■ INPUT:
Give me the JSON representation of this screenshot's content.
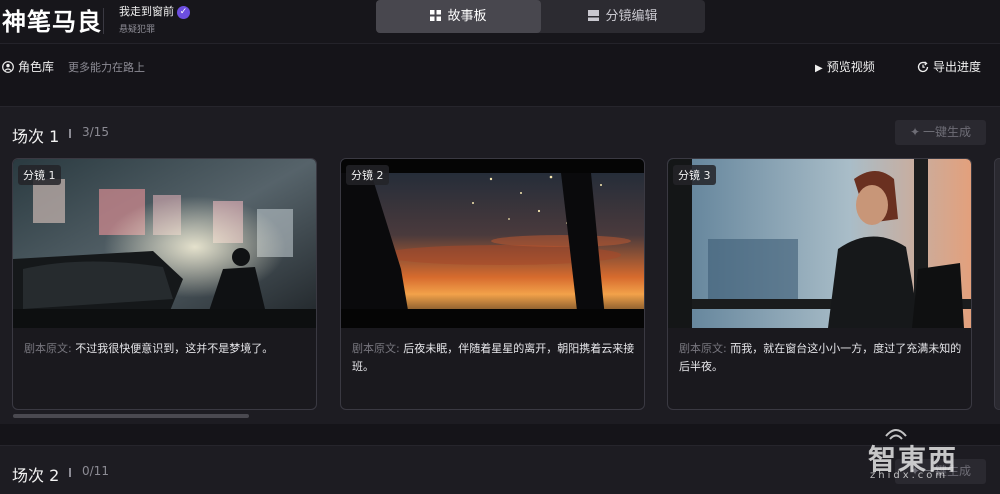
{
  "header": {
    "logo": "神笔马良",
    "project_title": "我走到窗前",
    "project_subtitle": "悬疑犯罪",
    "tabs": [
      {
        "label": "故事板",
        "active": true
      },
      {
        "label": "分镜编辑",
        "active": false
      }
    ]
  },
  "toolbar": {
    "character_library": "角色库",
    "hint": "更多能力在路上",
    "preview": "预览视频",
    "export": "导出进度"
  },
  "scenes": [
    {
      "title": "场次 1",
      "count": "3/15",
      "generate_label": "一键生成",
      "shots": [
        {
          "tag": "分镜 1",
          "label": "剧本原文:",
          "text": "不过我很快便意识到，这并不是梦境了。"
        },
        {
          "tag": "分镜 2",
          "label": "剧本原文:",
          "text": "后夜未眠，伴随着星星的离开，朝阳携着云来接班。"
        },
        {
          "tag": "分镜 3",
          "label": "剧本原文:",
          "text": "而我，就在窗台这小小一方，度过了充满未知的后半夜。"
        }
      ]
    },
    {
      "title": "场次 2",
      "count": "0/11",
      "generate_label": "一键生成"
    }
  ],
  "watermark": {
    "main": "智東西",
    "sub": "zhidx.com"
  },
  "colors": {
    "accent": "#6c4ee0",
    "background": "#151419",
    "panel": "#1d1c22"
  }
}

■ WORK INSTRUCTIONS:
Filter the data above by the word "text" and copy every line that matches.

■ RESPONSE TO THIS TASK:
          "text": "不过我很快便意识到，这并不是梦境了。"
          "text": "后夜未眠，伴随着星星的离开，朝阳携着云来接班。"
          "text": "而我，就在窗台这小小一方，度过了充满未知的后半夜。"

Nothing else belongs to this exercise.